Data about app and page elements

========================================================================

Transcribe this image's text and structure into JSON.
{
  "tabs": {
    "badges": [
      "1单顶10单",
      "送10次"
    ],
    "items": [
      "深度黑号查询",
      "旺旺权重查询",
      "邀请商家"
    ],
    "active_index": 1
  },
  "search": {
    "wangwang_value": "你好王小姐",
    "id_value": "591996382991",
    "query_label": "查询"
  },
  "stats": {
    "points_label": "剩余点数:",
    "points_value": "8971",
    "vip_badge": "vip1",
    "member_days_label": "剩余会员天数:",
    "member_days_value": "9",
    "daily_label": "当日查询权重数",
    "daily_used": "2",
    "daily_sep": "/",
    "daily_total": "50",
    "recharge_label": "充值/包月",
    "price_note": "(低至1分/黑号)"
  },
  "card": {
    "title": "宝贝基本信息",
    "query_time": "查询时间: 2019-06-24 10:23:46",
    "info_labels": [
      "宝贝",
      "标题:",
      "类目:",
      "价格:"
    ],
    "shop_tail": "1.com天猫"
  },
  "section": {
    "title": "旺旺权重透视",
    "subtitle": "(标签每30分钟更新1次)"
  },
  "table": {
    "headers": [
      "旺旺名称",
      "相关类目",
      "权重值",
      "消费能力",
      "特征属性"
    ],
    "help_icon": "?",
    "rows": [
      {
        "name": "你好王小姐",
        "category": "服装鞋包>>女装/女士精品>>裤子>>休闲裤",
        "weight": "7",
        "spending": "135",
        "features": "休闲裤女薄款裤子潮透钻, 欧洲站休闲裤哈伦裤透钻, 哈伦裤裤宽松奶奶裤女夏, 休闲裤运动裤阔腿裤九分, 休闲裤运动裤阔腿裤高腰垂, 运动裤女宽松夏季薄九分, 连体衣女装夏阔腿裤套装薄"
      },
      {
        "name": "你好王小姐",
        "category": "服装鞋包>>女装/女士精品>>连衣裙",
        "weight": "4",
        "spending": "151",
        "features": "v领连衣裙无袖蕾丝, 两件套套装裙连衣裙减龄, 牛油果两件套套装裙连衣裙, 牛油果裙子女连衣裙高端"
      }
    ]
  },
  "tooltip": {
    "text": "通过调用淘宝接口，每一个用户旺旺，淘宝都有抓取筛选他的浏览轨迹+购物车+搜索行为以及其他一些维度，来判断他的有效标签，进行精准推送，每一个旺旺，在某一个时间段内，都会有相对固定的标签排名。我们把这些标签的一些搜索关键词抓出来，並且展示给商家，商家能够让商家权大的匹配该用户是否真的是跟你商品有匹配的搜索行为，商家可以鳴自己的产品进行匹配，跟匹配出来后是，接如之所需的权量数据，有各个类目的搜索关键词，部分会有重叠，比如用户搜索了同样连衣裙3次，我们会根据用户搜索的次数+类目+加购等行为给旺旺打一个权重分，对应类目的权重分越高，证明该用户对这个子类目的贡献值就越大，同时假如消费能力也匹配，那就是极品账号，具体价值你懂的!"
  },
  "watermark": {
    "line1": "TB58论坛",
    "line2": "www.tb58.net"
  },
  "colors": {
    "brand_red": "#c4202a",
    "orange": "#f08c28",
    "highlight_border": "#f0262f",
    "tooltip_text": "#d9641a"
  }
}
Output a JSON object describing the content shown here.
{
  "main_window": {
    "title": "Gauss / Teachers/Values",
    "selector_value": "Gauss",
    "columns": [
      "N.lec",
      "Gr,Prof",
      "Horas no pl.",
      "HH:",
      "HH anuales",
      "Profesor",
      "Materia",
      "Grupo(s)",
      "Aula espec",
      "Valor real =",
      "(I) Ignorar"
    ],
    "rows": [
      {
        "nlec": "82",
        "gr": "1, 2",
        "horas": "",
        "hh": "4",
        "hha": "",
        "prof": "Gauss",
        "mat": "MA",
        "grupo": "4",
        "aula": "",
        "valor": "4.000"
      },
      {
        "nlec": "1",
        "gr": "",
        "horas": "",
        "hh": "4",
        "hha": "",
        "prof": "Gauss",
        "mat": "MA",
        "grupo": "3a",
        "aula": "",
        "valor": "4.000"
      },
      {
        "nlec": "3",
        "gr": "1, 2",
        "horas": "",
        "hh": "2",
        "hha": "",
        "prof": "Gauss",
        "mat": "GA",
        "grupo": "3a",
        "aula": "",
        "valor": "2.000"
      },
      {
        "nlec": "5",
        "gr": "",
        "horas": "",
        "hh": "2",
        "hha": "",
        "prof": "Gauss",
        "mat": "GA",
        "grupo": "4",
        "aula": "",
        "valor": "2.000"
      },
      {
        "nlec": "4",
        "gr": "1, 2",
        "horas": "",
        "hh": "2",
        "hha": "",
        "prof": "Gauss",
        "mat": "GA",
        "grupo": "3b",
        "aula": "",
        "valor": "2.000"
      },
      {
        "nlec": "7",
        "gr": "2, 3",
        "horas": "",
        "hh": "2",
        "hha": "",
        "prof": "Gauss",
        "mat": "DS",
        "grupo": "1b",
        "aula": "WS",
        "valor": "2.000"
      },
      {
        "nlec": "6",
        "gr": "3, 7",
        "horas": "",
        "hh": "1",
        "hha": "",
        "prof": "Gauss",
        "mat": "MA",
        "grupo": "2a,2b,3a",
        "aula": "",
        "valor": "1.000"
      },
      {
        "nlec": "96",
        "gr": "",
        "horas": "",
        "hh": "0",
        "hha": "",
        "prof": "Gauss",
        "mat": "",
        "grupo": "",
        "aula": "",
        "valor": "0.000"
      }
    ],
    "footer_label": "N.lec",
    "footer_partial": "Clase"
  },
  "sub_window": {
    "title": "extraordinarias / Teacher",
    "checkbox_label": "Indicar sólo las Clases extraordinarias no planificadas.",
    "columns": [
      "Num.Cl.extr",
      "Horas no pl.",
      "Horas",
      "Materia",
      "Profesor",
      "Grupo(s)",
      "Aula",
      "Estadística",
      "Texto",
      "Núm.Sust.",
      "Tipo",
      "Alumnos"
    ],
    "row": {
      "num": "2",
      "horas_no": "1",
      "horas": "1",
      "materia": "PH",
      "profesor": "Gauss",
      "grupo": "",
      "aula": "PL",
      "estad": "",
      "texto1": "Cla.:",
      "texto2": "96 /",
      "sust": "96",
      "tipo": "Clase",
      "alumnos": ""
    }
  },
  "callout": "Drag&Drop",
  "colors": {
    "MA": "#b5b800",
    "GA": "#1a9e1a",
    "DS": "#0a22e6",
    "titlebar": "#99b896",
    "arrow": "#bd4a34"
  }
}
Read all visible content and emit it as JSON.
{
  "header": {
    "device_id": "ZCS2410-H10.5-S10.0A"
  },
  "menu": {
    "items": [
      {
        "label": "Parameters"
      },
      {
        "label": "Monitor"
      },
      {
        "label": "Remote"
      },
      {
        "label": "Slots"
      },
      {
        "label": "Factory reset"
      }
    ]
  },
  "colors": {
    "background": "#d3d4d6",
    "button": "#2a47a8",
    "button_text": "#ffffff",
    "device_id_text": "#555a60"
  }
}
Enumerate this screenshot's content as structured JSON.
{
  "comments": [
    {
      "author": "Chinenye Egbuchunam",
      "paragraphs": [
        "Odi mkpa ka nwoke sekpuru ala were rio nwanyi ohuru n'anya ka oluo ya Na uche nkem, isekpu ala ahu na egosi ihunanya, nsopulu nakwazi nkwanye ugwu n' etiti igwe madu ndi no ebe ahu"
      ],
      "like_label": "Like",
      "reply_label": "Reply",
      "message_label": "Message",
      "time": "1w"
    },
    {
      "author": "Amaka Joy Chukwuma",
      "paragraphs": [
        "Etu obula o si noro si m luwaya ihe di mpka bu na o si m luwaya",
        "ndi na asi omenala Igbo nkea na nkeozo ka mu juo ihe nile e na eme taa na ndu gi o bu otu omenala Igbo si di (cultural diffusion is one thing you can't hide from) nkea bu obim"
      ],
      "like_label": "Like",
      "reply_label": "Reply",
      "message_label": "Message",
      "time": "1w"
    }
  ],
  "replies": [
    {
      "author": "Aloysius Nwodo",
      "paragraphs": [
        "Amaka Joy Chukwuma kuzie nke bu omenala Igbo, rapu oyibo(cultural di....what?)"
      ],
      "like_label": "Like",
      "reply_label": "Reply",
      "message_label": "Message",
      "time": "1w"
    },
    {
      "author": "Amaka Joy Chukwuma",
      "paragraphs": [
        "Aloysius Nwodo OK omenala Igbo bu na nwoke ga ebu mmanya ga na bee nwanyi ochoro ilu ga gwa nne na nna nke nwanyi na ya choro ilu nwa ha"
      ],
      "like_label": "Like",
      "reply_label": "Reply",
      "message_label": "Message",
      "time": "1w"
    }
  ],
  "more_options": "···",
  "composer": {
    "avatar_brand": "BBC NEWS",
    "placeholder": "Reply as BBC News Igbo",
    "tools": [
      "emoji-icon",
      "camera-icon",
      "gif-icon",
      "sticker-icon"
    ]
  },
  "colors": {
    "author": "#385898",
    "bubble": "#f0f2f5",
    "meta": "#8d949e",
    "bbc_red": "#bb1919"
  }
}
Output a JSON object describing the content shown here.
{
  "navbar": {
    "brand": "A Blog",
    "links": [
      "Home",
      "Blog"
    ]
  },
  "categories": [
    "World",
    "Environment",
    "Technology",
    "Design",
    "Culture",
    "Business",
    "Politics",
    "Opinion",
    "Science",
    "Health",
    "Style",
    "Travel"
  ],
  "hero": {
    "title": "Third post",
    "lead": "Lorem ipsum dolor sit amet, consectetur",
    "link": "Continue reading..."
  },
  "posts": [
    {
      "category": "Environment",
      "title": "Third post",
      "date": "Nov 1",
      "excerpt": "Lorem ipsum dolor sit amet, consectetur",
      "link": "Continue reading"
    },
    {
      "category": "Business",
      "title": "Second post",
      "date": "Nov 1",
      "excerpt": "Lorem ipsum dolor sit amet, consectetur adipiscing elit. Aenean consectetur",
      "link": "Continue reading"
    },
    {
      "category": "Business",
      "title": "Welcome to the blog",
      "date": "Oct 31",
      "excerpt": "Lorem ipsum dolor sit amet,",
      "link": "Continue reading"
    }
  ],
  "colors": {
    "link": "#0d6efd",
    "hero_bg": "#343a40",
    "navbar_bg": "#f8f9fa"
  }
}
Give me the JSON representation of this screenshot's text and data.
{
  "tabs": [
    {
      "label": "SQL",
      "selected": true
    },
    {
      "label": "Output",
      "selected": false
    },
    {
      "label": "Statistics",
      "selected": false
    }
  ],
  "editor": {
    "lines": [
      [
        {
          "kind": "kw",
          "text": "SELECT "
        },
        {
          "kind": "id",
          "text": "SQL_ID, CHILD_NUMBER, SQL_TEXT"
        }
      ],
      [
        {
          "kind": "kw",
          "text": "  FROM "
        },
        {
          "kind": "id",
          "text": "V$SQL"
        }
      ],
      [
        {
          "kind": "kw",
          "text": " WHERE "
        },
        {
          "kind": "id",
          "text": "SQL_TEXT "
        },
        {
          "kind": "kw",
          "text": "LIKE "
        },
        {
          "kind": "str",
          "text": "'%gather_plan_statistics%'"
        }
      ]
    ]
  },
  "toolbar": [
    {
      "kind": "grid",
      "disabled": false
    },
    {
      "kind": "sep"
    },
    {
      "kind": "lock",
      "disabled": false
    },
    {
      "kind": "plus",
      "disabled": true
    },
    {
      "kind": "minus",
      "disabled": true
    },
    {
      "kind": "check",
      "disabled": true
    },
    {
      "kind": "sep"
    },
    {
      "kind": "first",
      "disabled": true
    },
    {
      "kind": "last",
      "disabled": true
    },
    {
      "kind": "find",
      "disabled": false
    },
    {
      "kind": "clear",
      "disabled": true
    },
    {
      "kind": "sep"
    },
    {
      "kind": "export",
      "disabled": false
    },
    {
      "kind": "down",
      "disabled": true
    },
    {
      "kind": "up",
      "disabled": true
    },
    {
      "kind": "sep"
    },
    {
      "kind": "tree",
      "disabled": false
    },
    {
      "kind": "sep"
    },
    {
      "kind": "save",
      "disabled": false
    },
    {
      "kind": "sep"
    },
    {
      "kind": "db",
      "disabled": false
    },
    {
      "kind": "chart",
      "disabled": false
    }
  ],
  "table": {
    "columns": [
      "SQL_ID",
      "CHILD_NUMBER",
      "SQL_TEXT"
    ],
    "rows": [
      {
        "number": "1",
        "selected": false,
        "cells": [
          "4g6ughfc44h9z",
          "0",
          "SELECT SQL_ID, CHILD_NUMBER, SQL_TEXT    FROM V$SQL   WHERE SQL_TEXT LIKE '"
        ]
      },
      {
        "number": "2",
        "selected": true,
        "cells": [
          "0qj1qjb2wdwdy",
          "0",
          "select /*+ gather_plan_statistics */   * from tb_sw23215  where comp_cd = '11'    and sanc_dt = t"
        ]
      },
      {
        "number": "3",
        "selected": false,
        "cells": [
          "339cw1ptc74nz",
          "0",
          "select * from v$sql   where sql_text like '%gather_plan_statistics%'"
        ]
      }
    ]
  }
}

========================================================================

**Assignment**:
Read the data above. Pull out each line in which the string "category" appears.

**Answer section**:
        "category": "服装鞋包>>女装/女士精品>>裤子>>休闲裤",
        "category": "服装鞋包>>女装/女士精品>>连衣裙",
      "category": "Environment",
      "category": "Business",
      "category": "Business",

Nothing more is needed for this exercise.